- Apple Pencil 2 support
- Really expensive
You’d be forgiven for assuming a smaller iPad would be cheaper, but the new iPad mini is a lot more expensive than the 10.2, and even the 10th-gen iPad.
The mini now shares the same design as the rest of the iPad range and has a slightly larger screen than previous iPad minis at 8.3in.
Base models still have 64GB of storage, despite the higher price, and support for the Apple Pencil 2 – which may not be important for kids.
If anything, the iPad mini 6 is overkill for kids, but if money is no object, it’s still a great device.
What to look for in a kids’ tablet
You might see a specially designed kids tablet that isn’t in the list here. The biggest problem with these is that they often have a very limited selection of apps and games. As kids get a bit older and want to have the same apps as their friends, you might find you have to buy a new tablet because they’re just not available outside of an iPad or Android tablet.
We still rate Amazon’s range of Fire tablets highly, even if there are still some apps – particularly social media – which you can’t get on them. But if your child is older than around 8 or 9, we’d recommend going down the iPad or Android route if your budget allows.
Two of the main things you should consider are battery life and screen size.
Many kids’ tablets last around half the time of an iPad – which is about five hours. They can, of course, use their tablet while it’s charging, but it’s worth avoiding any that don’t charge over USB as this makes it awkward to power them on long car journeys.
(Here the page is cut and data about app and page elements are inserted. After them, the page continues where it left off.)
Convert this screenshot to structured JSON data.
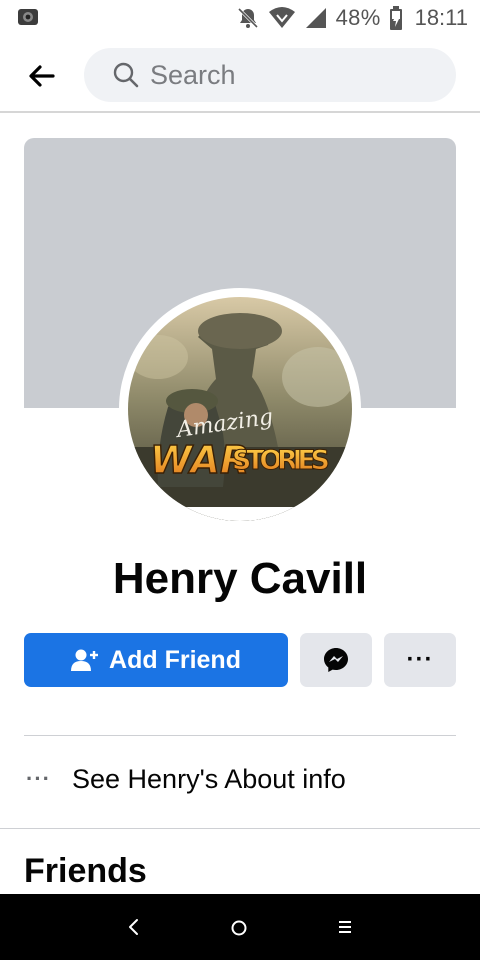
{
  "status_bar": {
    "battery": "48%",
    "time": "18:11"
  },
  "header": {
    "search_placeholder": "Search"
  },
  "profile": {
    "avatar_text_top": "Amazing",
    "avatar_text_war": "WAR",
    "avatar_text_stories": "STORIES",
    "name": "Henry Cavill"
  },
  "actions": {
    "add_friend_label": "Add Friend",
    "more_label": "···"
  },
  "about": {
    "dots": "···",
    "label": "See Henry's About info"
  },
  "sections": {
    "friends_heading": "Friends"
  },
  "colors": {
    "primary": "#1b74e4",
    "secondary_button": "#e4e6eb",
    "cover": "#c9ccd1"
  }
}
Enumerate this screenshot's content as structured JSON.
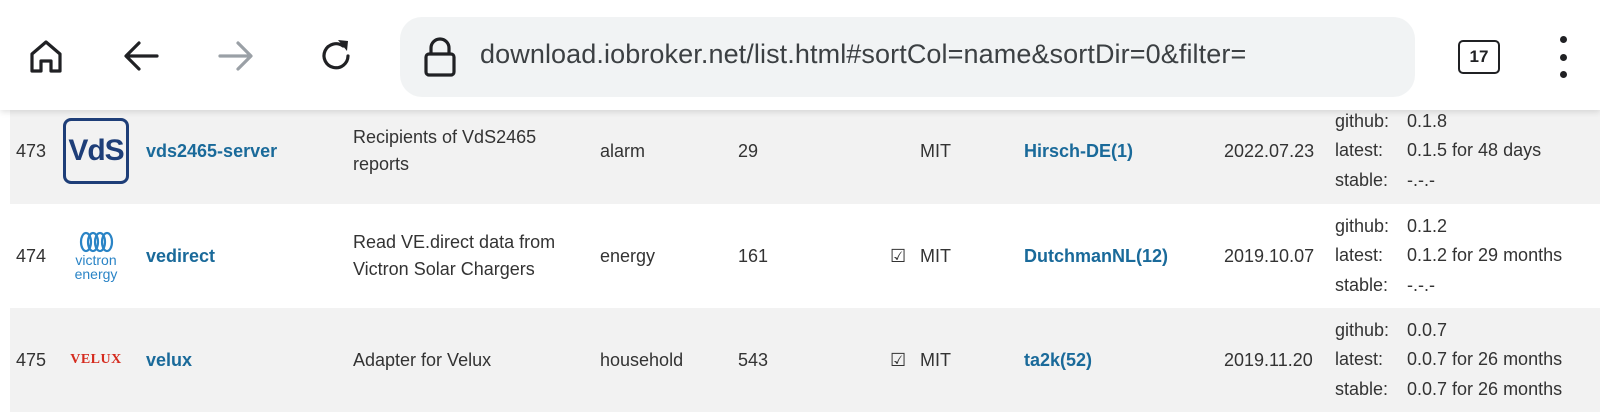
{
  "browser": {
    "url": "download.iobroker.net/list.html#sortCol=name&sortDir=0&filter=",
    "tab_count": "17",
    "icons": [
      "home-icon",
      "back-arrow-icon",
      "forward-arrow-icon",
      "reload-icon",
      "lock-icon",
      "tabs-icon",
      "more-vert-icon"
    ]
  },
  "rows": [
    {
      "index": "473",
      "logo": "VdS",
      "name": "vds2465-server",
      "desc_line1": "Recipients of VdS2465",
      "desc_line2": "reports",
      "type": "alarm",
      "installs": "29",
      "check": "",
      "license": "MIT",
      "author": "Hirsch-DE(1)",
      "date": "2022.07.23",
      "versions": {
        "github_label": "github:",
        "github": "0.1.8",
        "latest_label": "latest:",
        "latest": "0.1.5 for 48 days",
        "stable_label": "stable:",
        "stable": "-.-.-"
      }
    },
    {
      "index": "474",
      "logo_line1": "victron",
      "logo_line2": "energy",
      "name": "vedirect",
      "desc_line1": "Read VE.direct data from",
      "desc_line2": "Victron Solar Chargers",
      "type": "energy",
      "installs": "161",
      "check": "☑",
      "license": "MIT",
      "author": "DutchmanNL(12)",
      "date": "2019.10.07",
      "versions": {
        "github_label": "github:",
        "github": "0.1.2",
        "latest_label": "latest:",
        "latest": "0.1.2 for 29 months",
        "stable_label": "stable:",
        "stable": "-.-.-"
      }
    },
    {
      "index": "475",
      "logo": "VELUX",
      "name": "velux",
      "desc_line1": "Adapter for Velux",
      "desc_line2": "",
      "type": "household",
      "installs": "543",
      "check": "☑",
      "license": "MIT",
      "author": "ta2k(52)",
      "date": "2019.11.20",
      "versions": {
        "github_label": "github:",
        "github": "0.0.7",
        "latest_label": "latest:",
        "latest": "0.0.7 for 26 months",
        "stable_label": "stable:",
        "stable": "0.0.7 for 26 months"
      }
    }
  ],
  "colors": {
    "link": "#1a6a9a",
    "row_alt": "#f2f2f2",
    "vds_blue": "#1e3e78",
    "victron_blue": "#2a84c6",
    "velux_red": "#d52b1e"
  }
}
Amazon Fire tablets do charge via USB.
Younger kids might struggle with the size and weight of a 10in tablet, which is why the Amazon Fire 7 is a good choice all round. Its 7in screen is just the right size for small hands.
Rather than looking at processor speeds and RAM, read our reviews to find out if a tablet is fast enough to keep up with your kids. Gigahertz ratings aren’t a helpful guide in this respect.
A third important aspect is storage. If the tablet you’re considering has no microSD card slot (such as an iPad), you’ll have to start deleting apps, music, photos and more when the internal storage is full. It pays to get as much storage as you can, but it’s still a bonus to be able to expand that storage. Memory cards are cheap and even if a tablet doesn’t let you install apps on it, you can still use it for photos, videos and music.
Consider 32GB of storage the absolutely minimum, and 64GB the minimum we’d recommend. If you can afford more, great – your kids will thank you later. (They won’t, of course. But they also won’t moan that they’ve run out of storage.)
Finally, think about how they’re going to listen to any videos. Almost every tablet has Bluetooth, and you can get good, cheap Bluetooth headphones for kids. If they already have headphones that connect using a wire, then make sure you check if the tablet you’re about to buy has a minijack socket: some don’t.